Law enforcement and the criminal justice community have faced this dilemma before. In July 1965, President Lyndon B. Johnson issued an executive order establishing the President’s Commission on Law Enforcement and Administration of Justice, recognizing, as he said, “the urgency of the nation’s crime problem.” The commission labored for a year and a half, producing 200 specific recommendations involving federal, state, and local governments; civic organizations; religious institutions; business groups; and individual citizens that were intended to create a safer and more just society.
The IACP believes that the work of that commission and the recommendations it produced marked the beginning of a fundamental change in our methods for dealing with crime and the public and built the framework for many of the highly effective law enforcement and public safety initiatives that have been in place for the last 40 years.
That is why, for more than 20 years, the IACP has advocated for the creation of a commission that would follow in the footsteps of the 1965 President’s Commission on Law Enforcement and the Administration of Justice.
Our mission has changed substantially since the Johnson Commission of 1965. In addition to new responsibilities for protecting the homeland, law enforcement agencies and the criminal justice system are dealing with changes in violent crime patterns, unsolved and complex immigration issues, overburdened prisons, increased illegal firearm trafficking and violence, continued drug trafficking, the development of new forensic capabilities, overburdened court systems, and technological advances that have the potential to change the way both criminals and law enforcement operate.
To that end, the IACP has strongly supported the National Criminal Justice Commission Act, sponsored by Senator Jim Webb (D-VA). This legislation would create a commission charged with comprehensively reviewing the nation’s criminal justice system and offering concrete recommendations to address the public safety challenges confronting the United States. Unfortunately, despite receiving 57 votes, the legislation fell 3 votes short of the supermajority needed to pass the Senate.
Some opponents of the commission have claimed that the commission could weaken law enforcement’s ability to aggressively and effectively combat crime in our communities. Others have argued that the commission would somehow allow the federal government to dictate public safety and criminal justice policy to states and localities. Nothing could be further from the truth.
The proposed commission is designed to assist, not hinder, law enforcement and the criminal justice system in its daily efforts to protect communities from crime and violence. Its sole purpose is to review the current status of the nation’s criminal justice system, identify the challenges and opportunities that exist, and make recommendations for policy changes. This commission would in no way weaken our ability to protect the public or fight crime, nor would states and localities be subjected to federal interference.
Finally, other critics of the creation of a commission say that this work has already been done, that many have looked at pieces of the criminal justice system in the past.

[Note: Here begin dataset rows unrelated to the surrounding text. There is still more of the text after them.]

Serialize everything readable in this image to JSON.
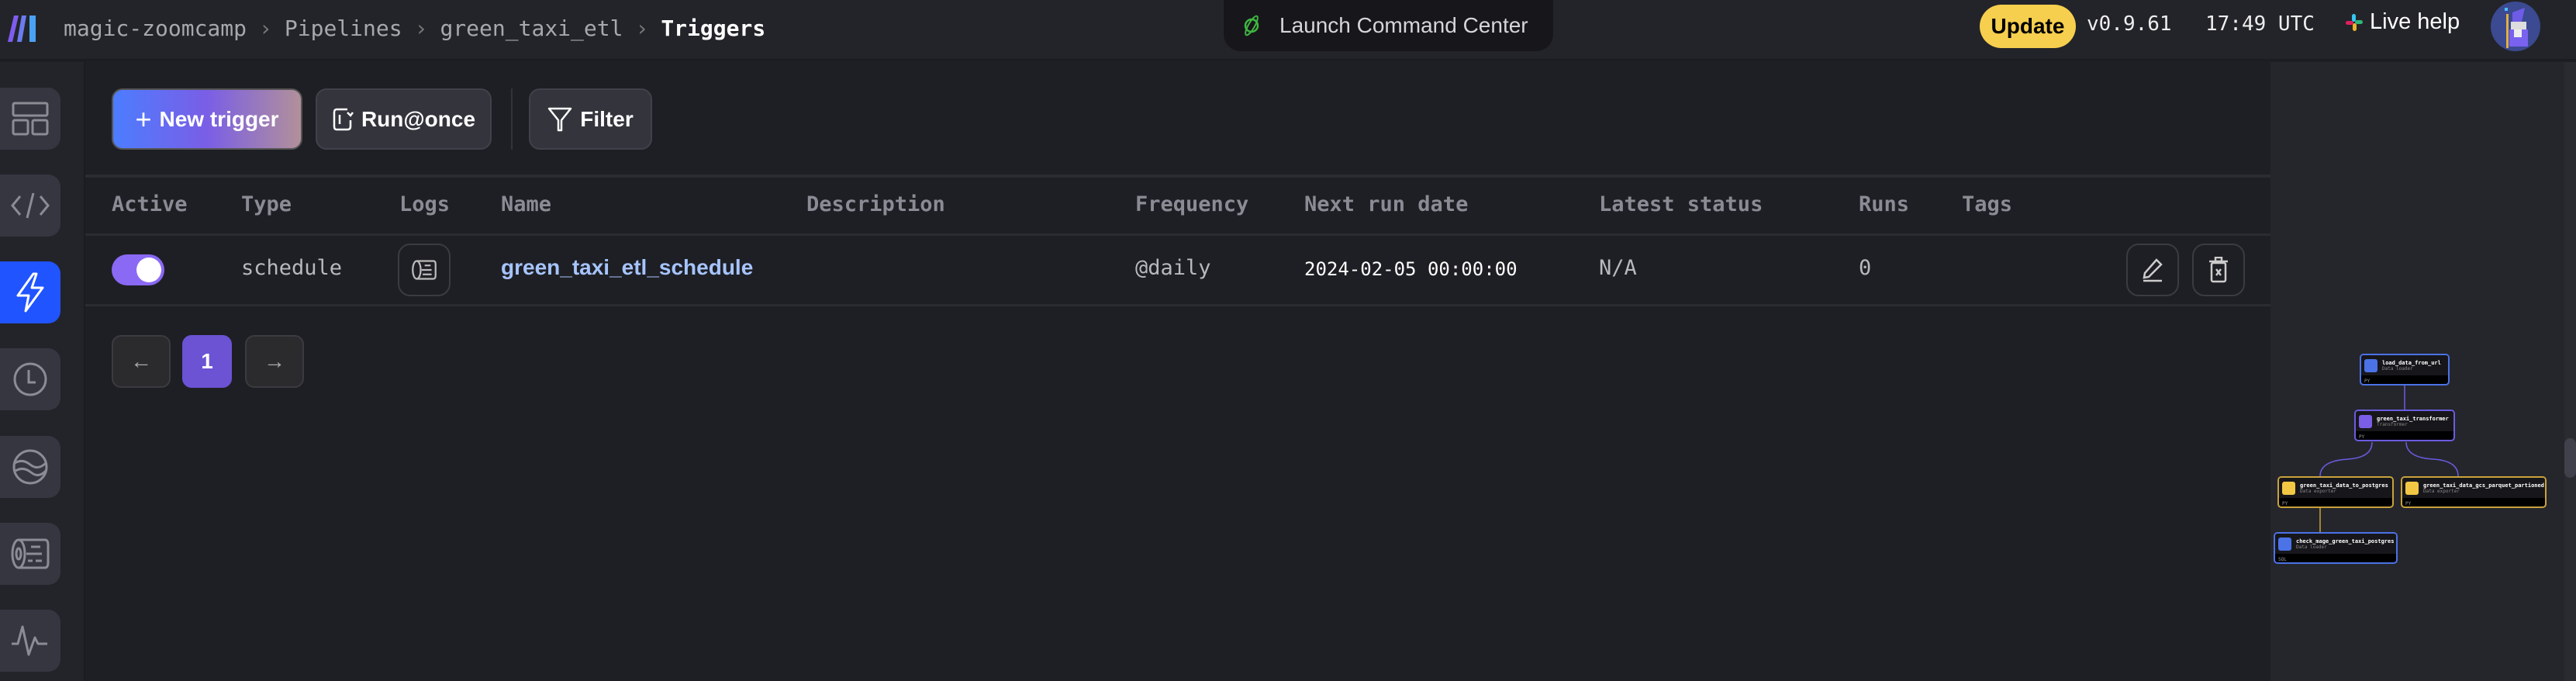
{
  "header": {
    "breadcrumbs": [
      "magic-zoomcamp",
      "Pipelines",
      "green_taxi_etl"
    ],
    "current_page": "Triggers",
    "command_center": "Launch Command Center",
    "update": "Update",
    "version": "v0.9.61",
    "time": "17:49 UTC",
    "live_help": "Live help"
  },
  "sidebar": {
    "items": [
      "pipeline-overview",
      "edit-code",
      "triggers",
      "runs",
      "block-runs",
      "logs",
      "monitor"
    ],
    "active": "triggers"
  },
  "toolbar": {
    "new_trigger": "New trigger",
    "run_once": "Run@once",
    "filter": "Filter"
  },
  "table": {
    "columns": [
      "Active",
      "Type",
      "Logs",
      "Name",
      "Description",
      "Frequency",
      "Next run date",
      "Latest status",
      "Runs",
      "Tags"
    ],
    "rows": [
      {
        "active": true,
        "type": "schedule",
        "name": "green_taxi_etl_schedule",
        "description": "",
        "frequency": "@daily",
        "next_run": "2024-02-05 00:00:00",
        "status": "N/A",
        "runs": "0",
        "tags": ""
      }
    ]
  },
  "pagination": {
    "current": "1"
  },
  "graph": {
    "nodes": [
      {
        "name": "load_data_from_url",
        "kind": "Data loader",
        "lang": "PY"
      },
      {
        "name": "green_taxi_transformer",
        "kind": "Transformer",
        "lang": "PY"
      },
      {
        "name": "green_taxi_data_to_postgres",
        "kind": "Data exporter",
        "lang": "PY"
      },
      {
        "name": "green_taxi_data_gcs_parquet_partioned",
        "kind": "Data exporter",
        "lang": "PY"
      },
      {
        "name": "check_mage_green_taxi_postgres",
        "kind": "Data loader",
        "lang": "SQL"
      }
    ]
  },
  "colors": {
    "accent": "#2054ff",
    "toggle": "#8a69f5",
    "update": "#f7cf4e",
    "loader": "#4b72e6",
    "transformer": "#7a5ee6",
    "exporter": "#e6b43c",
    "name_link": "#a6c4ff"
  }
}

But this is the problem: We are taking a piecemeal approach to our criminal justice system. This effort is not about any one part of the system—corrections, law enforcement, narcotics, or technology; it is about how we must work as a whole to be the most effective and efficient that we can possibly be.
Despite the setback in the Senate, we must not be deterred. The time has come. The creation of a commission is no longer something we could do; it is something we must do. Today, we the leaders in the criminal justice system from every hamlet, from every town, from every city, and from every state have a responsibility to make this issue one of our highest priorities. I believe we can significantly improve our ability to effectively fight crime, reduce police officers’ deaths, and enhance police-community relationships with the creation of a comprehensive strategic plan. My request of you is that each of you, the leaders in our profession, add your voices to our cause by acting locally with the leaders in your communities and sharing with each of them the urgency of our cause. ■
Please cite as:
Walter A. McNeil, "The Time for a National Commission Has Come," President’s Message, The Police Chief 78 (December 2011): 6.